--- Exercise brief ---
Your task is to copy each line of the material that includes "fingerprint".
>>>
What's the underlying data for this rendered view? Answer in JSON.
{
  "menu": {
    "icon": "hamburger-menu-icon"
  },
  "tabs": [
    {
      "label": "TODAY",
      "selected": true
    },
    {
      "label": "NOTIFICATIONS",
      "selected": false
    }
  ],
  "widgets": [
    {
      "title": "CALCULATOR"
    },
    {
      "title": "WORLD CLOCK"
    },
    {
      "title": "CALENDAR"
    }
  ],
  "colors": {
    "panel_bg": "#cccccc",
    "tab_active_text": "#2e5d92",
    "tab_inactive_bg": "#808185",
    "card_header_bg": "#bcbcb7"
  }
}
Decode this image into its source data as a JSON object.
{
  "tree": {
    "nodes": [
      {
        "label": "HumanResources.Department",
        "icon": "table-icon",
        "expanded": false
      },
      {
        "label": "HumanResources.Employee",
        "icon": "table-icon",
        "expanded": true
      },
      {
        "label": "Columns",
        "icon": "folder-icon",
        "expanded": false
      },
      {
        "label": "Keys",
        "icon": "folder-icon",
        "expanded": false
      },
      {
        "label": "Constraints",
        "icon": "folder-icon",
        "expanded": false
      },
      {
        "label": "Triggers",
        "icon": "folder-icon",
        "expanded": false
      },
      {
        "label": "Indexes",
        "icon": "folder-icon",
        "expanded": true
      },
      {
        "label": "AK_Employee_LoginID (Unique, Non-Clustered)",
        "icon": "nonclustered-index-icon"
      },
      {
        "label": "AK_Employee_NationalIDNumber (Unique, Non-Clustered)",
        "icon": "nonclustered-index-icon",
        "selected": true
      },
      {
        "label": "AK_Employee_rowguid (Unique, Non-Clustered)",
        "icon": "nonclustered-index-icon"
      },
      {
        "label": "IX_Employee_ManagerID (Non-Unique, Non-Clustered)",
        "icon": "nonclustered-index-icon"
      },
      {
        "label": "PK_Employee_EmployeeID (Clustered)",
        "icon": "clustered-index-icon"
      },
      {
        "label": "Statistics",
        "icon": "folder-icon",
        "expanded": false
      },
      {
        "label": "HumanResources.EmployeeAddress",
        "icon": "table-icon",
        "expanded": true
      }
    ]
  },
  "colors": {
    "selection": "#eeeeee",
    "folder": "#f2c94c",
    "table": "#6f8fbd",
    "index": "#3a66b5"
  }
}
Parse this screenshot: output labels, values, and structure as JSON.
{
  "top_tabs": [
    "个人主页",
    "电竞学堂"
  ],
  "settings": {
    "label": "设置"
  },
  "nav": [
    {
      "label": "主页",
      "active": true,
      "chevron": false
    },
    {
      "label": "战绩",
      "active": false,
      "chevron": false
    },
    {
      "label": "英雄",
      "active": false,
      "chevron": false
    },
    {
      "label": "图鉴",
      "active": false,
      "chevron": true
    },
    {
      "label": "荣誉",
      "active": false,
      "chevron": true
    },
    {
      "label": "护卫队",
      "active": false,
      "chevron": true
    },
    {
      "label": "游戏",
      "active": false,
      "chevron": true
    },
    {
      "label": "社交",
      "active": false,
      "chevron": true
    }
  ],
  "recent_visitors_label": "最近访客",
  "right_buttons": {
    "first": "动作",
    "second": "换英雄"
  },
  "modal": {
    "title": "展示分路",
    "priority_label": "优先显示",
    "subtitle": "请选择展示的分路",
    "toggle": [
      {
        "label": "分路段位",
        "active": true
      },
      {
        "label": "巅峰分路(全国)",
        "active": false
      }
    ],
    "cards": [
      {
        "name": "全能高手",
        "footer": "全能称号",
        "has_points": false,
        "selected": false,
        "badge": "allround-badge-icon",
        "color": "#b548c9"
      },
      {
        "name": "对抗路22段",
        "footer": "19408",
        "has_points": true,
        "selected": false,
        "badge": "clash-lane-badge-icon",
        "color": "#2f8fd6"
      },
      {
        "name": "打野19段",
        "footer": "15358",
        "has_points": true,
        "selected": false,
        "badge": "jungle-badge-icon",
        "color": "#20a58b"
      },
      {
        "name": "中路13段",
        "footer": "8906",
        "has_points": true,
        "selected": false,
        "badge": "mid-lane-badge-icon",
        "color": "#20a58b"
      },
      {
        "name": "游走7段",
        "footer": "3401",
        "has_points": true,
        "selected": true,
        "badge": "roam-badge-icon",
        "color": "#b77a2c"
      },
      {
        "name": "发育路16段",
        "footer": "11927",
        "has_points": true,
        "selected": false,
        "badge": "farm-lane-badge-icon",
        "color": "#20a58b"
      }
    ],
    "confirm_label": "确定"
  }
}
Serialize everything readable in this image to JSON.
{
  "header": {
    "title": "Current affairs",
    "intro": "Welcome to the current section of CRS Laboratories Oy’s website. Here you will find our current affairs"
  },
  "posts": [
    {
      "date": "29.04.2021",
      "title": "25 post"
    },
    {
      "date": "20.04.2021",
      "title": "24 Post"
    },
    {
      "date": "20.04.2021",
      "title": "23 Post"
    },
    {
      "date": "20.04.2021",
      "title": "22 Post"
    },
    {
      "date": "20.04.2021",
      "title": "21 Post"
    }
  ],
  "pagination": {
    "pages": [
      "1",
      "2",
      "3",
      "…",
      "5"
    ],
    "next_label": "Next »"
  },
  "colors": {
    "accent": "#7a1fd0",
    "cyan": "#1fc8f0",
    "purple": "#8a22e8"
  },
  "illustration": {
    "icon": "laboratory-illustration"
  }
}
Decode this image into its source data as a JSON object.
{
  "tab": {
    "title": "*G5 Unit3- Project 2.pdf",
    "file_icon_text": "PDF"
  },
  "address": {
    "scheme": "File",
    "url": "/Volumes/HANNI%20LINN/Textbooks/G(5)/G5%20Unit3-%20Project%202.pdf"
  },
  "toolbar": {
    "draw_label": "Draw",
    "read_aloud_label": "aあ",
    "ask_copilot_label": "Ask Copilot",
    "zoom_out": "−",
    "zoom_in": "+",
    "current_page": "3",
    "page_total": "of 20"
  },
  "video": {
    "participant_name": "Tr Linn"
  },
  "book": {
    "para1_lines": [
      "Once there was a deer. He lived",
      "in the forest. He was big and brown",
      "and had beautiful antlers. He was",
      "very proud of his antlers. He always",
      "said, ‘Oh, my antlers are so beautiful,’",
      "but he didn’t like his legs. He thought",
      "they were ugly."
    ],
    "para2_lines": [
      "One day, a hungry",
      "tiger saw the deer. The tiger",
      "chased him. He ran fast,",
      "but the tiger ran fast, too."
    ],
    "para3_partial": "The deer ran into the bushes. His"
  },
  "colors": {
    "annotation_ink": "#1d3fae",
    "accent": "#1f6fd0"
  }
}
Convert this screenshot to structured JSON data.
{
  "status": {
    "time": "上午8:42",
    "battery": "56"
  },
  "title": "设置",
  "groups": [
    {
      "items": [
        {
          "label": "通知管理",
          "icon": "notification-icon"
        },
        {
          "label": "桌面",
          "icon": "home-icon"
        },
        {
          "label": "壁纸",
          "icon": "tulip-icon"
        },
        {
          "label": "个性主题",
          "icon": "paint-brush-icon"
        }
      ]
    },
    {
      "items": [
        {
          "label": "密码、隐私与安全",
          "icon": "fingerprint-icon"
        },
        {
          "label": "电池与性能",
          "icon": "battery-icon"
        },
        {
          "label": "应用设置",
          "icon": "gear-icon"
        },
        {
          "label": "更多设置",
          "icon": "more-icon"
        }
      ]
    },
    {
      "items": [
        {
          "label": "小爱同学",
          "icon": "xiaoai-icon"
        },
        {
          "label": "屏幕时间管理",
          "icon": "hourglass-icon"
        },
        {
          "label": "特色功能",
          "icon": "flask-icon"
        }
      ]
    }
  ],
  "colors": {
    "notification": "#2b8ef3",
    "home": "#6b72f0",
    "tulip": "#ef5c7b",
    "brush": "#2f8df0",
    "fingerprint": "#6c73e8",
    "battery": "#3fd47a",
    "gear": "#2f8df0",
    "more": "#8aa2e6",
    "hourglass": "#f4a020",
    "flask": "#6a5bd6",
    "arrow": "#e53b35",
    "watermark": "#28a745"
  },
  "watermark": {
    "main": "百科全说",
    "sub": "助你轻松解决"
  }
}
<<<
--- Exercise answer ---
          "icon": "fingerprint-icon"
    "fingerprint": "#6c73e8",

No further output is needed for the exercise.